The project will include not only medium density and high density residential units but also commercial zoning that will include shops and restaurants at the base of the towers, the developers said.
It is an urban village design that is similar to what is planned for the 61 acres of former railroad property just west of Downtown Las Vegas.
Bryan said that with rising property values, developers today have to get as much use as possible out of a strip of land, even proposing projects that years ago were unthinkable in the Las Vegas market in areas once thought impossible to resurrect.
Fonfa, who long has owned the property upon which the project will be built, said he initially thought of building a hotel-casino on the site, but changed his mind after talking to Goodman and other city officials.
"This is what the city wanted as part of its plan for residential living," he said, noting that he believes his towers will forever change the Las Vegas skyline. "The configuration will be for the project to face down the Strip with fabulous views of the Strip."
Fink said the project is expected to break ground in the first quarter of 2005 and it will take 21 to 23 months to build each tower, with construction on the second tower beginning six months after the first.
Bryan said: "People forget that 40 years ago, Meadows Village was a thriving neighborhood, where many of the Strip workers and showgirls used to live because it was close to where they worked. It can be a thriving area again."
In other items action on new residential projects, the City Council:
Approved a special use permit and site development plan for the Liberty Towers, a $35 million, 21-story building with parking and first-floor cafes, at 1801 Las Vegas Blvd. South, on the southern edge of downtown below the Arts District. It is the first local project by developer, Harvard Securities of Australia, which plans other buildings along Las Vegas Boulevard. Liberty Towers will feature 116 apartments, 18 condominiums and retail on 0.68 of an acre.
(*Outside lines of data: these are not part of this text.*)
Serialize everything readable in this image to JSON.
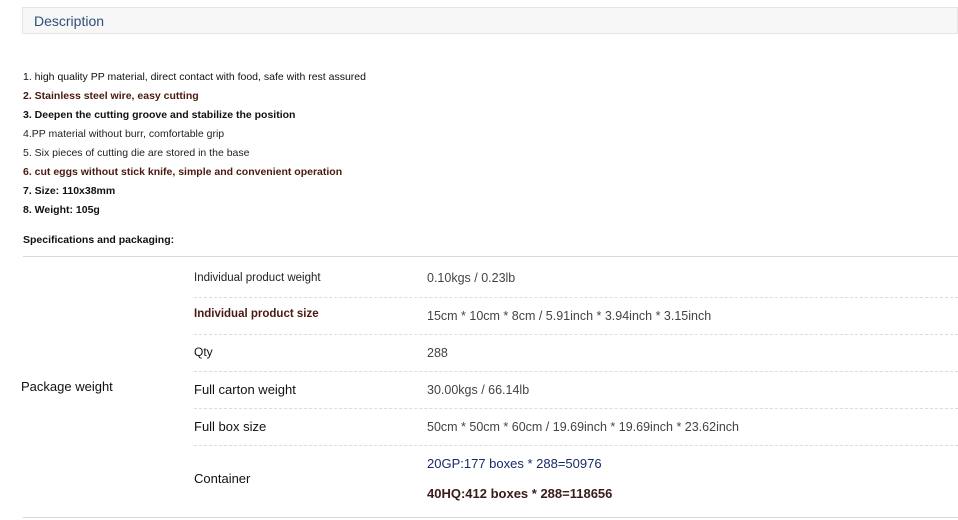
{
  "section": {
    "title": "Description"
  },
  "features": [
    "1. high quality PP material, direct contact with food, safe with rest assured",
    "2. Stainless steel wire, easy cutting",
    "3. Deepen the cutting groove and stabilize the position",
    "4.PP material without burr, comfortable grip",
    "5. Six pieces of cutting die are stored in the base",
    "6. cut eggs without stick knife, simple and convenient operation",
    "7. Size: 110x38mm",
    "8. Weight: 105g"
  ],
  "specs": {
    "heading": "Specifications and packaging:",
    "group_label": "Package weight",
    "rows": [
      {
        "label": "Individual product weight",
        "value": "0.10kgs / 0.23lb"
      },
      {
        "label": "Individual product size",
        "value": "15cm * 10cm * 8cm / 5.91inch * 3.94inch * 3.15inch"
      },
      {
        "label": "Qty",
        "value": "288"
      },
      {
        "label": "Full carton weight",
        "value": "30.00kgs / 66.14lb"
      },
      {
        "label": "Full box size",
        "value": "50cm * 50cm * 60cm / 19.69inch * 19.69inch * 23.62inch"
      },
      {
        "label": "Container",
        "values": [
          "20GP:177 boxes * 288=50976",
          "40HQ:412 boxes * 288=118656"
        ]
      }
    ]
  },
  "colors": {
    "header_bg": "#f7f7f7",
    "title_color": "#2f4f77",
    "accent_brown": "#4a1a10",
    "container_blue": "#1a2a6a"
  }
}
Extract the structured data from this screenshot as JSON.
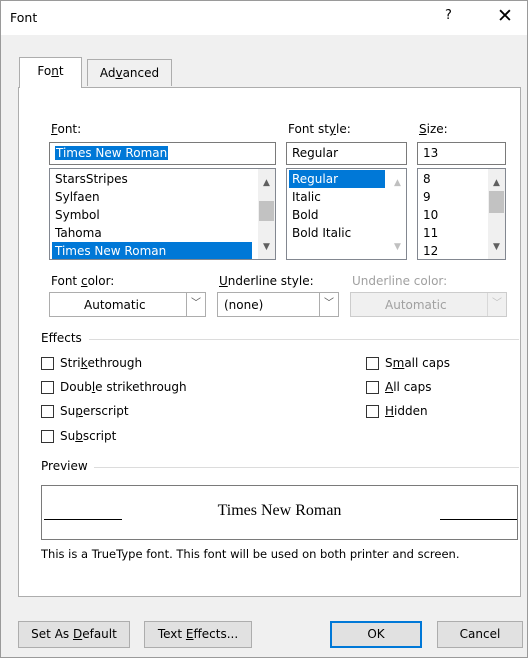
{
  "dialog": {
    "title": "Font",
    "help": "?",
    "close": "✕"
  },
  "tabs": [
    {
      "pre": "Fo",
      "key": "n",
      "post": "t"
    },
    {
      "pre": "Ad",
      "key": "v",
      "post": "anced"
    }
  ],
  "font": {
    "label_key": "F",
    "label_rest": "ont:",
    "value": "Times New Roman",
    "list": [
      "StarsStripes",
      "Sylfaen",
      "Symbol",
      "Tahoma",
      "Times New Roman"
    ],
    "selected": "Times New Roman"
  },
  "font_style": {
    "label_pre": "Font st",
    "label_key": "y",
    "label_post": "le:",
    "value": "Regular",
    "list": [
      "Regular",
      "Italic",
      "Bold",
      "Bold Italic"
    ],
    "selected": "Regular"
  },
  "size": {
    "label_key": "S",
    "label_rest": "ize:",
    "value": "13",
    "list": [
      "8",
      "9",
      "10",
      "11",
      "12"
    ]
  },
  "font_color": {
    "label_pre": "Font ",
    "label_key": "c",
    "label_post": "olor:",
    "value": "Automatic"
  },
  "underline_style": {
    "label_key": "U",
    "label_rest": "nderline style:",
    "value": "(none)"
  },
  "underline_color": {
    "label": "Underline color:",
    "value": "Automatic",
    "enabled": false
  },
  "effects": {
    "title": "Effects",
    "left": [
      {
        "pre": "Stri",
        "key": "k",
        "post": "ethrough",
        "checked": false
      },
      {
        "pre": "Doub",
        "key": "l",
        "post": "e strikethrough",
        "checked": false
      },
      {
        "pre": "Su",
        "key": "p",
        "post": "erscript",
        "checked": false
      },
      {
        "pre": "Su",
        "key": "b",
        "post": "script",
        "checked": false
      }
    ],
    "right": [
      {
        "pre": "S",
        "key": "m",
        "post": "all caps",
        "checked": false
      },
      {
        "pre": "",
        "key": "A",
        "post": "ll caps",
        "checked": false
      },
      {
        "pre": "",
        "key": "H",
        "post": "idden",
        "checked": false
      }
    ]
  },
  "preview": {
    "title": "Preview",
    "sample": "Times New Roman",
    "note": "This is a TrueType font. This font will be used on both printer and screen."
  },
  "buttons": {
    "set_default": {
      "pre": "Set As ",
      "key": "D",
      "post": "efault"
    },
    "text_effects": {
      "pre": "Text ",
      "key": "E",
      "post": "ffects..."
    },
    "ok": "OK",
    "cancel": "Cancel"
  },
  "colors": {
    "selection": "#0078d7",
    "dialog_bg": "#f0f0f0",
    "default_button_border": "#0078d7"
  },
  "icons": {
    "scroll_up": "chevron-up-icon",
    "scroll_down": "chevron-down-icon",
    "combo_drop": "chevron-down-icon"
  }
}
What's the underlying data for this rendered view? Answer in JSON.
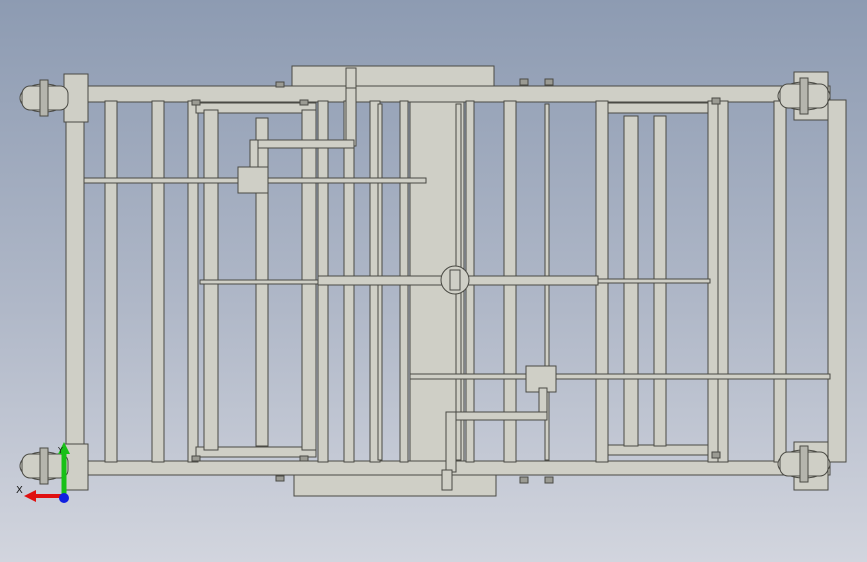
{
  "view": {
    "background_top": "#8d9bb2",
    "background_bottom": "#d2d5de",
    "part_fill": "#cfcfc6",
    "part_stroke": "#4a4a44",
    "part_shadow": "#b7b7ae"
  },
  "triad": {
    "x_label": "X",
    "y_label": "Y",
    "x_color": "#e01010",
    "y_color": "#18c018",
    "z_color": "#1020e0"
  }
}
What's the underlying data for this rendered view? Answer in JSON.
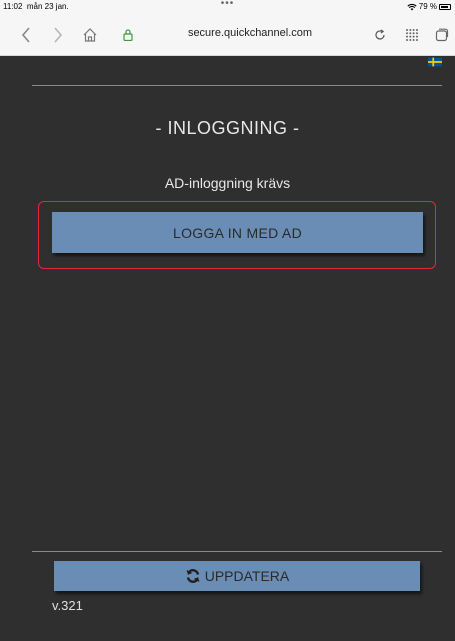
{
  "status_bar": {
    "time": "11:02",
    "date": "mån 23 jan.",
    "dots": "•••",
    "battery": "79 %"
  },
  "browser": {
    "url": "secure.quickchannel.com",
    "icons": [
      "back-icon",
      "forward-icon",
      "home-icon",
      "lock-icon",
      "reload-icon",
      "grid-icon",
      "tabs-icon"
    ]
  },
  "page": {
    "flag": "swedish-flag-icon",
    "title": "- INLOGGNING -",
    "ad_required": "AD-inloggning krävs",
    "login_button": "LOGGA IN MED AD",
    "refresh_button": "UPPDATERA",
    "refresh_icon": "refresh-icon",
    "version": "v.321"
  },
  "colors": {
    "background": "#2f2f2f",
    "button": "#6a8db5",
    "highlight": "#e0293a",
    "flag_blue": "#005293",
    "flag_yellow": "#fecb00"
  }
}
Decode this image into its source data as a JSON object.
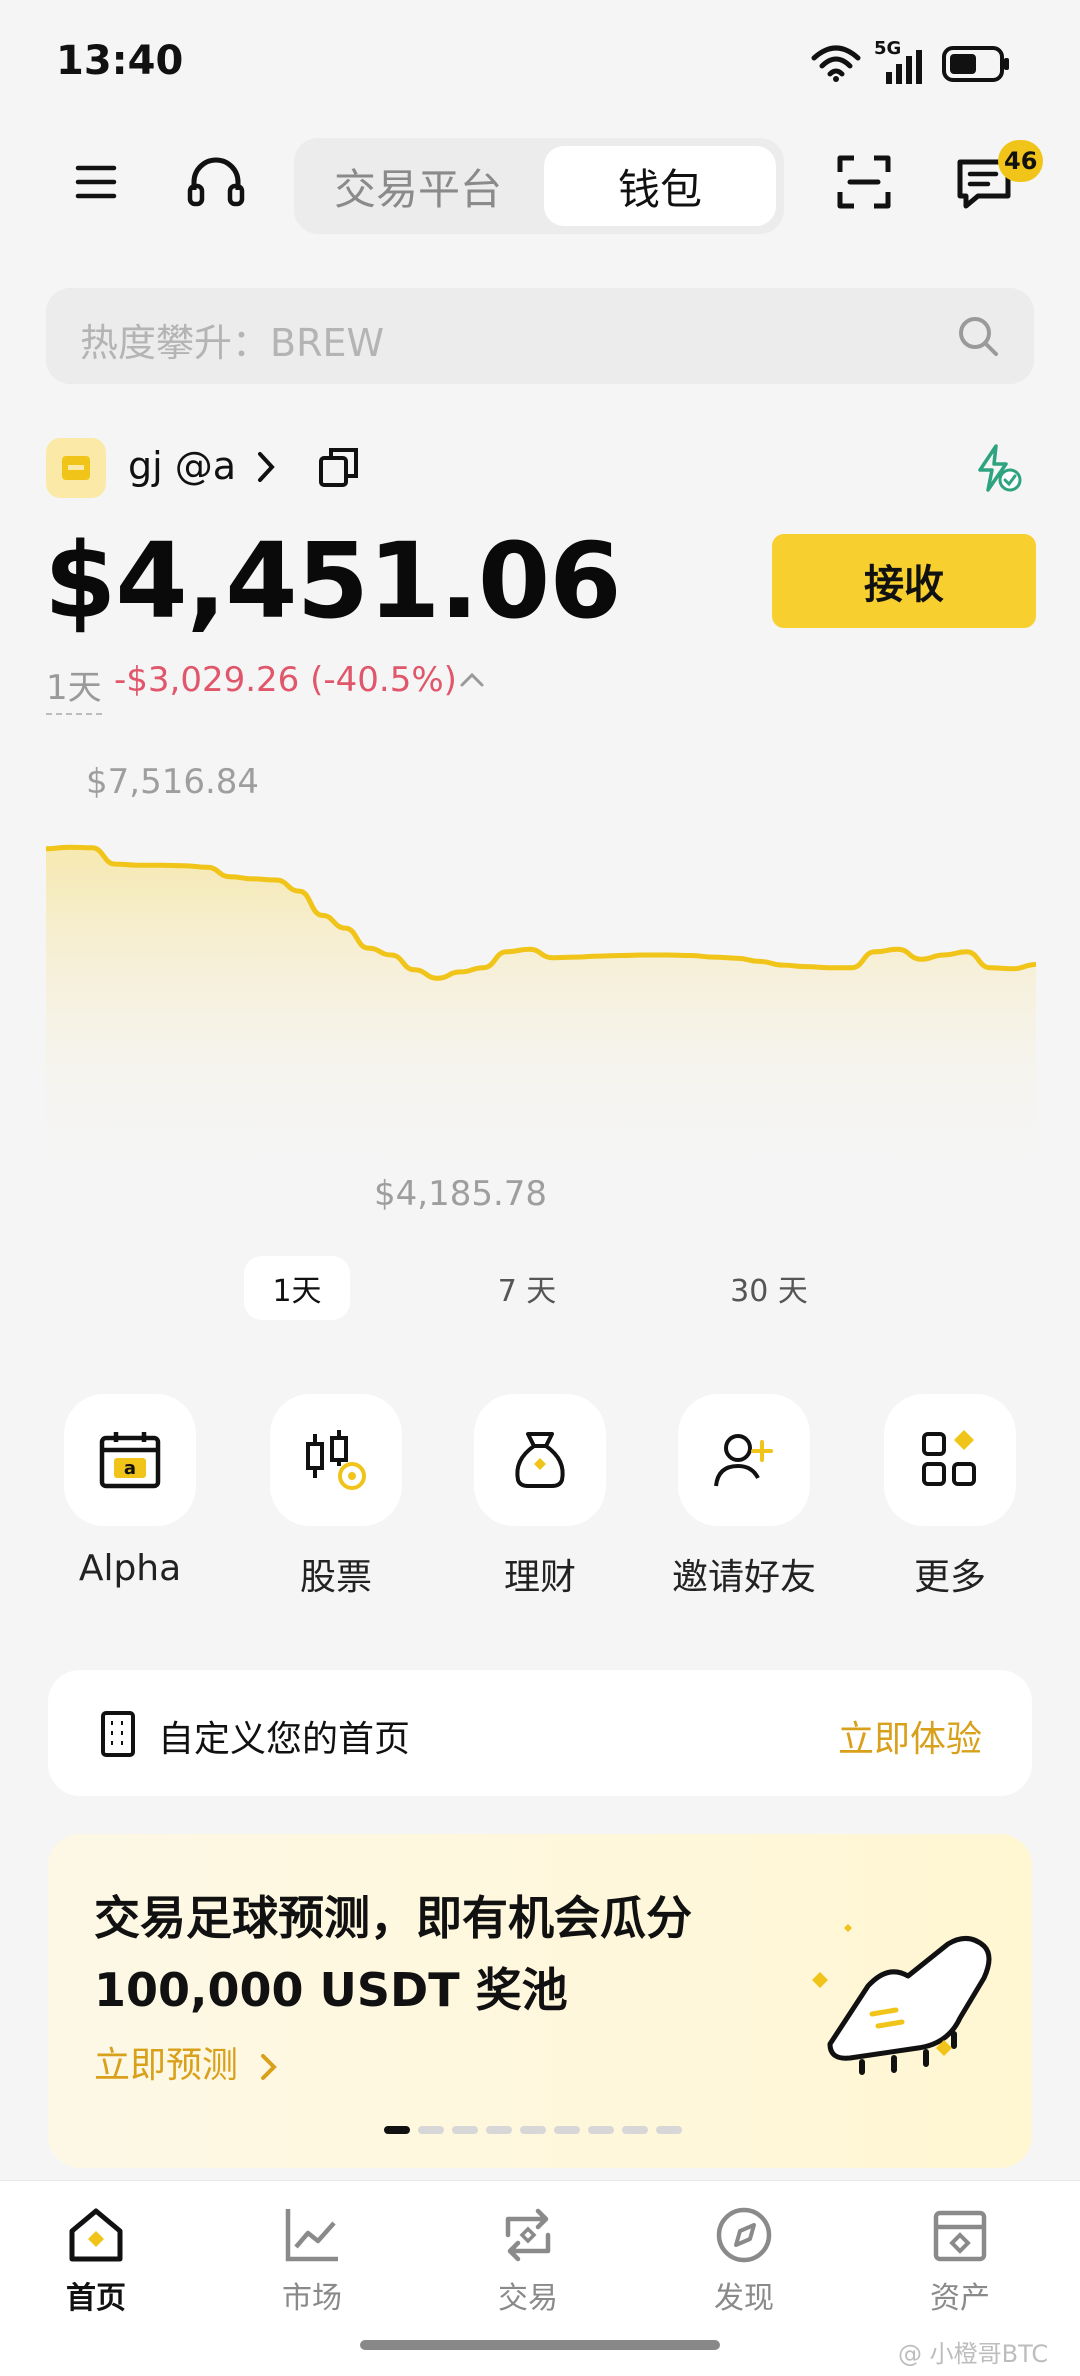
{
  "status_bar": {
    "time": "13:40",
    "network": "5G"
  },
  "top_nav": {
    "tabs": [
      {
        "label": "交易平台",
        "active": false
      },
      {
        "label": "钱包",
        "active": true
      }
    ],
    "message_badge": "46"
  },
  "search": {
    "placeholder": "热度攀升：BREW"
  },
  "account": {
    "name": "gj @a"
  },
  "balance": {
    "amount": "$4,451.06",
    "period": "1天",
    "change": "-$3,029.26 (-40.5%)",
    "receive_label": "接收"
  },
  "chart_data": {
    "type": "area",
    "max_label": "$7,516.84",
    "min_label": "$4,185.78",
    "ylim": [
      4185.78,
      7516.84
    ],
    "y": [
      7350,
      7380,
      7370,
      7060,
      7040,
      7040,
      7030,
      7000,
      6820,
      6780,
      6760,
      6550,
      6090,
      5850,
      5470,
      5340,
      5060,
      4900,
      5020,
      5100,
      5400,
      5450,
      5290,
      5300,
      5320,
      5330,
      5340,
      5340,
      5330,
      5300,
      5280,
      5220,
      5150,
      5120,
      5100,
      5100,
      5400,
      5450,
      5260,
      5340,
      5400,
      5100,
      5080,
      5160
    ],
    "series_color": "#f0c419"
  },
  "period_tabs": [
    {
      "label": "1天",
      "active": true
    },
    {
      "label": "7 天",
      "active": false
    },
    {
      "label": "30 天",
      "active": false
    }
  ],
  "quick_actions": [
    {
      "label": "Alpha",
      "icon": "calendar-alpha-icon"
    },
    {
      "label": "股票",
      "icon": "stock-icon"
    },
    {
      "label": "理财",
      "icon": "money-bag-icon"
    },
    {
      "label": "邀请好友",
      "icon": "add-user-icon"
    },
    {
      "label": "更多",
      "icon": "more-grid-icon"
    }
  ],
  "customize": {
    "text": "自定义您的首页",
    "cta": "立即体验"
  },
  "promo": {
    "title_line1": "交易足球预测，即有机会瓜分",
    "title_line2": "100,000 USDT 奖池",
    "cta": "立即预测",
    "slides": 9,
    "active_slide": 0
  },
  "bottom_nav": [
    {
      "label": "首页",
      "icon": "home-icon",
      "active": true
    },
    {
      "label": "市场",
      "icon": "market-chart-icon",
      "active": false
    },
    {
      "label": "交易",
      "icon": "trade-icon",
      "active": false
    },
    {
      "label": "发现",
      "icon": "discover-icon",
      "active": false
    },
    {
      "label": "资产",
      "icon": "wallet-icon",
      "active": false
    }
  ],
  "watermark": "@ 小橙哥BTC",
  "colors": {
    "accent": "#f7cf2f",
    "negative": "#e0566a",
    "link": "#d9a01b"
  }
}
Approved a resolution transferring $19.8 million from its private activity bond funds to Meta Housing Corporation of California to construct the Golden Age Senior Apartments, 326 units of low-cost housing, at the Northeast corner of Main Street and Bonanza Road. Meta Housing official Robert Buente said the project is expected to break ground in the second quarter of 2005. Rents will be based on 60 percent of the median income for that area. Also, the City Council directed staff to send the remaining $14.6 million in the fund to the State Housing Division for future use at the city's discretion.